Record Type: RIE
Publication Date: 1976
Reference Count: 0
Children's Comprehension of Referential Communication: Decoding Ambiguous Messages.
Bearison, David J.; Levey, Linda M.
A sample of 90 children drawn from kindergarten, second grade, and fourth grade participated in a study of ability to decode ambiguous and unambiguous verbal messages. Subjects were read 12 message stems, each followed by a question pertaining to the contents of the stem. For half of the messages, the meaning of the questions was unambiguous; for the other half, the questions contained pronouns without specified referents. Subjects were asked to judge whether a question was a "good" one, to answer the "good" questions, and to explain what was wrong with the "bad" questions. Results indicated that children's ability to distinguish between adequate and inadequate communication increased with age. Kindergarten children, significantly more than second or fourth graders, constructed meaningful sentences when the meaning was objectively ambiguous. They did this by selecting referents for pronouns in conditions in which no referents were specified. (AA)
Publication Type: Speeches/Meeting Papers
Education Level: N/A
Authoring Institution: N/A

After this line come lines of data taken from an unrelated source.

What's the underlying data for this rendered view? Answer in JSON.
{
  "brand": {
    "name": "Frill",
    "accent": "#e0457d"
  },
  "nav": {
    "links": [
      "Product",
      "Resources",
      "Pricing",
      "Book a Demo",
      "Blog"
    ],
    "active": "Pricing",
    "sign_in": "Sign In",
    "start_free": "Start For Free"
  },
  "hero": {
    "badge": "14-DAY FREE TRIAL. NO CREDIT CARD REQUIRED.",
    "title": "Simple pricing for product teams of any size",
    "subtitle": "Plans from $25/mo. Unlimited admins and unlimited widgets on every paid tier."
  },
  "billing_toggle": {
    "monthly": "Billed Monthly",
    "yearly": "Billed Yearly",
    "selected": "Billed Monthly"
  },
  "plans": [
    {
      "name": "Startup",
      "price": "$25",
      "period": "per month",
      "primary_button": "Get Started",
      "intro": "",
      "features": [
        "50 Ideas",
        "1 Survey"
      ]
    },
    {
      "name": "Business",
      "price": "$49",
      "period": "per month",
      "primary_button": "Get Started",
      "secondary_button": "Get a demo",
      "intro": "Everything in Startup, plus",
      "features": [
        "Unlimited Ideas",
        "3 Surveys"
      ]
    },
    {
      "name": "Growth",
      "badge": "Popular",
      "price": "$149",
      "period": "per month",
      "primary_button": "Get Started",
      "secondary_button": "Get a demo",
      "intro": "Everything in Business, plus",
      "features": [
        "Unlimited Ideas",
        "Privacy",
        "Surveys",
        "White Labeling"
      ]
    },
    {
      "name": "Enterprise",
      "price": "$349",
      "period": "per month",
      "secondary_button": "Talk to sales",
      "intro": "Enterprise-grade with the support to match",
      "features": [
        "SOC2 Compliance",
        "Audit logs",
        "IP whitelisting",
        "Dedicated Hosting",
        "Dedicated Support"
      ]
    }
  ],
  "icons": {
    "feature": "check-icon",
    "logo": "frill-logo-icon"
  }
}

Note: Paper presented at the Annual Meeting of the Eastern Psychological Association (47th, New York, New York, April 22-24, 1976)